How to show what you know: Recognition of Prior Learning
When you’re applying for jobs, there’s a lot of pressure.
Your LinkedIn profile, your resume, cover letter, selection criteria and then the interview (if you’re lucky enough to make it that far) all rely on one thing: Your ability to make yourself sound good.
You might be a smooth talker or an accomplished wordsmith on paper, and those things will certainly help. But, ultimately, jobs are granted to people because the employers decide that hiring them is a risk that they’re willing to take. Will the person who claims to be a team player actually consult and collaborate when he or she is in the chair? Will the person who lists ten years of project management experience on their resume then prove themselves to be as useful as a chocolate teapot when it comes to planning and projections?
It’s a gamble. And usually, the employer won’t know for certain if they made a good call until the person they hire has been in the role for a few months, at least. When they get it wrong and have to head back to the drawing board, it can be a frustrating and costly exercise. Understandably, employers want to mitigate the risk of making a hiring mistake by trying to find staff who can prove that they have more to offer than a silver tongue.
So, when it’s you in the hot seat, how do you show employers that there’s substance behind what you claim to be capable of?

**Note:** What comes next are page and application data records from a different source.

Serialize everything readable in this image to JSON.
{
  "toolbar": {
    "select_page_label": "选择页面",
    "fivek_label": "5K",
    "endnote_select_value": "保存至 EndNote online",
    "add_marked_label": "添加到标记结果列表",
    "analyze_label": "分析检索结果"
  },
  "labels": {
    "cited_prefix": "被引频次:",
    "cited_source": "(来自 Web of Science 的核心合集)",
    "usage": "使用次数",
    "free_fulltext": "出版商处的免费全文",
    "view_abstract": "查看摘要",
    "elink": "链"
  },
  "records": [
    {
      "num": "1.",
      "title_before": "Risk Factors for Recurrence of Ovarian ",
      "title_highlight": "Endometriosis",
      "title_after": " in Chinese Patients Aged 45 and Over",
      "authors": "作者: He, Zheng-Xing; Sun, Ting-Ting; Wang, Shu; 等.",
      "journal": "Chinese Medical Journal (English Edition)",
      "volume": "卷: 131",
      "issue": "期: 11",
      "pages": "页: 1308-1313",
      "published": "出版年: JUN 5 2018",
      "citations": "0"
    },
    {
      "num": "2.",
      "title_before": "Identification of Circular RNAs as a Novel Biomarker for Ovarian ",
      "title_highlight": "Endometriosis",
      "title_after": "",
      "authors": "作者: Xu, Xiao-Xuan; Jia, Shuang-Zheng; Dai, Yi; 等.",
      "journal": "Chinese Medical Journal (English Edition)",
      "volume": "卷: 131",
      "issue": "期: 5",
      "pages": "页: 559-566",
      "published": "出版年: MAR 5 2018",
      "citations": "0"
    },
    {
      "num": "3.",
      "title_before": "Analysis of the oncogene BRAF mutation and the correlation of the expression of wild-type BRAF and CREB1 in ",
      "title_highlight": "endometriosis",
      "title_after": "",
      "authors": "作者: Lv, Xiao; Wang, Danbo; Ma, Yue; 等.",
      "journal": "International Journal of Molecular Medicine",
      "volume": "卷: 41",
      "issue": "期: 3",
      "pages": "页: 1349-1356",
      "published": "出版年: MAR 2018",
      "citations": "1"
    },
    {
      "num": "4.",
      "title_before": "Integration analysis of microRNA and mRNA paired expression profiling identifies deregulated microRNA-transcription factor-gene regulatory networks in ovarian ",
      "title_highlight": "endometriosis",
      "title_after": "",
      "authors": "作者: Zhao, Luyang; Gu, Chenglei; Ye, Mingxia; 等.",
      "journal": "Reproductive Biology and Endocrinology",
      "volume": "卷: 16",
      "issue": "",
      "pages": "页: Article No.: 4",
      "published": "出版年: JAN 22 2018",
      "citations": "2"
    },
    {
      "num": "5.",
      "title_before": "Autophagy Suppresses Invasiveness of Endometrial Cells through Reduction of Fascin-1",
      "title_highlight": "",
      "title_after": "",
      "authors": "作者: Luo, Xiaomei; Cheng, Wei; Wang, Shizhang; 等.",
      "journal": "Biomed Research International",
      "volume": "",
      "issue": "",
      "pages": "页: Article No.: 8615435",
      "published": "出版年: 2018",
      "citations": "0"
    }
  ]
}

How do you reassure them that you’re a low-risk choice?
Well, there’s a secret weapon that many Australian workers are employing (excuse the pun) in their job seeking efforts, and it’s something that speaks louder than all the bravado and bragging in the world:
Now, we’re not talking about going to uni and spending hours hunched over textbooks or nodding off in front of your computer in the early hours. We’re not talking about classrooms, assignments or tedious lectures. We’re willing to bet that you’ve got better things to do than that. And, more importantly – there’s no need. There’s another way to get qualified, and it’s called Recognition of Prior Learning, or RPL.
When you’ve already been working for years, you already have knowledge. You’ve got skills, training, experience and expertise. You just need a way to verify it. You need a way to package everything you’ve learnt over the years into a format that employers can understand and respect. That’s what RPL does.
When you get nationally recognised qualifications through RPL, you get credibility. You don’t just get the piece of paper for nothing – you have to demonstrate that you’ve earnt it. You do this by producing evidence that shows that you’ve already covered the areas of a qualification in your job. You give the evidence to us, we match it to the units that make up a qualification, assess you as competent and award the qualification.
It’s exactly the same qualification as you would have received through studying, but better, because you’ve already done the work. And now you’ve got the piece of paper that proves it, to any employer you meet.
Sound too good to be true?